Band Reformations: Holding back the new generation or setting the example?
James Sweeney examines whether or not band reunions are having a negative effect on current music.
Suede’s androgynous frontman Brett Anderson once told listeners to ‘Let the new generation rise.’
This line, spoken on a single back in 1994 may now seem ironic as the band have continued to tour the world since their reunion in 2010, and have recently released a new album. The same people who believe Anderson’s comments are hypocritical must of howled at the irony of The Who rocking out at 2012’s Olympic closing ceremony despite their initial intention to ‘die before they get old.’
Their generation? The Who's performance at the Olympic closing ceremony
Despite the obvious tongue in cheek comments these facts often find themselves attached to, both Suede and The Who have received almost unanimous critical acclaim for their performances in recent years. The Who are still a powerful force live that sell out huge venues across the globe. As for Suede, only the most cynical members of the anti reunion brigade could take a swipe at their comeback which began with an epic reunion show at the Royal Albert Hall (2010) and led to the release of their marvellous 6th album Bloodsports last year.
The general opinion of reunion naysayers is that the coverage received by reuniting bands takes the spotlight away from up and coming acts that could be poised to take the mantle. When you think back to the summers of the last few years which see the likes of The Stone Roses, Pulp and Blur headlining an abundance of major festivals, it may seem that the passing of the torch has been delayed by aged rockers refusing to lay down their battered old guitars.
However, a quick rewind back two decades shows that this is not necessarily the case. When Blur released their second album Modern Life is Rubbish in the summer of 1993, they were trying to claw their way up festival bills that featured the likes of The Kinks, The Velvet Underground, Donovan and Big Star. Despite this, they became household names by the end of 1994 and went on to headline many festivals in the years that followed.
Blur, as well as fellow reunited contemporaries Suede and Pulp are living proof that a band with enough quality can gain notoriety irrespective of the presence of bands from previous eras. Band reunions may be more popular than ever, but they are certainly not unique to this era and have not prevented previous generations of music from prospering. If music is good enough, there will always be a fan base for it.
Blur on their way to stardom at Glastonbury 1992
As well as attracting the now middle aged fan base of their past, many reforming bands are finding that younger generations of music fans are just as fanatical as their original fan base. This is because the majority of modern bands have simply failed to inspire their generation. Many teenagers are finding a lot more connection to the music of The Pixies, Pulp and Pavement than the songs being churned out by some of the current crop of bands whose music simply fails to meet the lofty standards of the past.

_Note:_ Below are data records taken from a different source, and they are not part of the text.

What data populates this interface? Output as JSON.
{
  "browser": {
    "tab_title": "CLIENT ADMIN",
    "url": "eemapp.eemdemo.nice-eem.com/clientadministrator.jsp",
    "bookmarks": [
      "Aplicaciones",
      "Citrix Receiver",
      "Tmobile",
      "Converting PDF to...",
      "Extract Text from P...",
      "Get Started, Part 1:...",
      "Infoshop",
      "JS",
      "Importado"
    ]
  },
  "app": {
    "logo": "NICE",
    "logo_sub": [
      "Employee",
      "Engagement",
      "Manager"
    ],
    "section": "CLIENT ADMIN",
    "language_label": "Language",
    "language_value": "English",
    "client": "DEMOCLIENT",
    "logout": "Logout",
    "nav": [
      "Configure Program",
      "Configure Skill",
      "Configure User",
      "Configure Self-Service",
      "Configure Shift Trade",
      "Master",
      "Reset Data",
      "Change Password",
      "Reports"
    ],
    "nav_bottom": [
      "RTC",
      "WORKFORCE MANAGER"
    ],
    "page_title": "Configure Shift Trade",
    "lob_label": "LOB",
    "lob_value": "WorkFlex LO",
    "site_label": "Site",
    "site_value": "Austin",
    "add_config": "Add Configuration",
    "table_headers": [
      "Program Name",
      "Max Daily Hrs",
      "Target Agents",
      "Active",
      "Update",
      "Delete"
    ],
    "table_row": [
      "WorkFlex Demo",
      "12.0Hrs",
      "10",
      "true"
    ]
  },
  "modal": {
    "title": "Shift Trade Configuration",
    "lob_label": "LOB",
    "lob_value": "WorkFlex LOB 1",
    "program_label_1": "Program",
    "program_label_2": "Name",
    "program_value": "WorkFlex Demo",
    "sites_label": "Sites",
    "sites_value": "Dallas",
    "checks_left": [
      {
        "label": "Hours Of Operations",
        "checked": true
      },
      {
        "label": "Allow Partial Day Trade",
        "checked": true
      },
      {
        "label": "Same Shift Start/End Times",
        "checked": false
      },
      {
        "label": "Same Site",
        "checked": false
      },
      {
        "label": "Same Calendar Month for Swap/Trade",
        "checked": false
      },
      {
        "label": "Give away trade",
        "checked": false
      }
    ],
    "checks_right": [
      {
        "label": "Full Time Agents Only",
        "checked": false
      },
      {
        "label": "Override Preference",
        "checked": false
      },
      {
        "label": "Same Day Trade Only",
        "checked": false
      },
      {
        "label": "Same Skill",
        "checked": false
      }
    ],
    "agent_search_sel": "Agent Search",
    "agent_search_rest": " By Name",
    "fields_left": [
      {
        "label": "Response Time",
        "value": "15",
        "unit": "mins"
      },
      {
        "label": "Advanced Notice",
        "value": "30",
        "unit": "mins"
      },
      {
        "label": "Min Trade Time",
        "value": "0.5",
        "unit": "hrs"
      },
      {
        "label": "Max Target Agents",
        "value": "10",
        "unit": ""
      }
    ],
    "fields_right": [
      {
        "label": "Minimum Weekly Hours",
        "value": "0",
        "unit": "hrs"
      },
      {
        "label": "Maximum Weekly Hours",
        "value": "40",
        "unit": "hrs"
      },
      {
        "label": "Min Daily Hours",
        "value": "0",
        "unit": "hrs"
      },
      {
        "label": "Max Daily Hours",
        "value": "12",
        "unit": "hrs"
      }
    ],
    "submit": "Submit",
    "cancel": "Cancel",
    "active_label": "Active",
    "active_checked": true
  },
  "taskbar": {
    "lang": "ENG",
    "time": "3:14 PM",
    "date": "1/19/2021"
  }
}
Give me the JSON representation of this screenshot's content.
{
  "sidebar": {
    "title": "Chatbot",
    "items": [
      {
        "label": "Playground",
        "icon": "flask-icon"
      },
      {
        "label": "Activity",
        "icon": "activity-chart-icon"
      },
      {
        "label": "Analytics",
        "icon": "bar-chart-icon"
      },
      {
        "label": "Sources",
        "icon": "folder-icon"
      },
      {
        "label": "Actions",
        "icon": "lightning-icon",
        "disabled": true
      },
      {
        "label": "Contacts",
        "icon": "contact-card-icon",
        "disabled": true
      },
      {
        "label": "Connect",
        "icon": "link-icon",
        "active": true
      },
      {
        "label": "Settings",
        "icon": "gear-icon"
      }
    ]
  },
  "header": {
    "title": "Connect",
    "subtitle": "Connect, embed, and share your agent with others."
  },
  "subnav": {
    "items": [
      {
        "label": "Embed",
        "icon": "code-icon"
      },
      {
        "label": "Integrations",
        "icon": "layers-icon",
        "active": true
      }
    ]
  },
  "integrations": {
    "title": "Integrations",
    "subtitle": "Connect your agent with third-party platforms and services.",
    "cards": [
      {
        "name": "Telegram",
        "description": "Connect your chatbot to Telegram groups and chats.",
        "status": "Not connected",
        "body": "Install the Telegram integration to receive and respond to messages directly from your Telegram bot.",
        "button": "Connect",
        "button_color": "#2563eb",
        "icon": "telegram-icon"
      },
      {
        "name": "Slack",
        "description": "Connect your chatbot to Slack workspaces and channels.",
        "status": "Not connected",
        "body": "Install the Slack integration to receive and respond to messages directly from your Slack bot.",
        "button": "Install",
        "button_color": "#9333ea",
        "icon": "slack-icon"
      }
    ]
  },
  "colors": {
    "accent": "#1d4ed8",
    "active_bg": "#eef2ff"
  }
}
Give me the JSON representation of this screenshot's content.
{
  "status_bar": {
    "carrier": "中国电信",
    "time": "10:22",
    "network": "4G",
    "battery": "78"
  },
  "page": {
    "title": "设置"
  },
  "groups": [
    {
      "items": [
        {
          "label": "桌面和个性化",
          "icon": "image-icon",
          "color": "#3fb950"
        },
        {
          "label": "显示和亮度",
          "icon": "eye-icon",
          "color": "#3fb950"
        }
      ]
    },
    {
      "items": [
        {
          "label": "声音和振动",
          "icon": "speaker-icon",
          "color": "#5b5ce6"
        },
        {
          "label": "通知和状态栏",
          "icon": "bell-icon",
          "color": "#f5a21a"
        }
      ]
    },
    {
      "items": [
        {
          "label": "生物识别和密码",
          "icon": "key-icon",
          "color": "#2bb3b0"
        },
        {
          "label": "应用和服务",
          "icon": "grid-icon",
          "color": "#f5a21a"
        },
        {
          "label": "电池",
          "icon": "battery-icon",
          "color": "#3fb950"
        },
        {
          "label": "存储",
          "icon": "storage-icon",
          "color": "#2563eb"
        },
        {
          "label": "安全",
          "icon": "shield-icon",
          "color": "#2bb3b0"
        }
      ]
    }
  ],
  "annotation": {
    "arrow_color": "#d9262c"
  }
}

The reformation of The Stone Roses is not what kept younger bands off the headline slots at festivals; it was the failure of these bands to capture the public’s imagination that kept them down the bill. The widely believed view that perennial dullards Keane would have likely headlined the 2008 Glastonbury festival had it not been for The Verve’s comeback proves that band reunions are hardly preventing a punk style music revolution.
The real issue that is overshadowed by the big business of band reunions is the lack of fertility in rock n roll over the last five years. Not since the post Libertines generation has there been a class of bands that have inspired ‘the kids’ and this has resulted in an era of nostalgia. We don’t need a decrease in band reunions to improve rock n roll’s future, we need an increase in bands making brilliant music.
This is not to say that there isn’t any quality music being produced at the present moment. Many of the more established acts (Arctic Monkeys,The Cribs, The Horrors) continue to release excellent 3rd, 4th or 5th albums, and the recent material released by acts like Peace, Tame Impala and Savages has shown a great deal of promise.
Coming Up: Peace clawing their way up the bill at Glastonbury 2013
There is no reason why the success of modern music should be influenced by the number of bands reuniting. If a Stone Roses fan wants to enjoy a phenomenal performance from their returning heroes then let them. It’s not about the old guard moving out the way; it’s about today’s bands stepping up to the plate.
Let the new generation rise.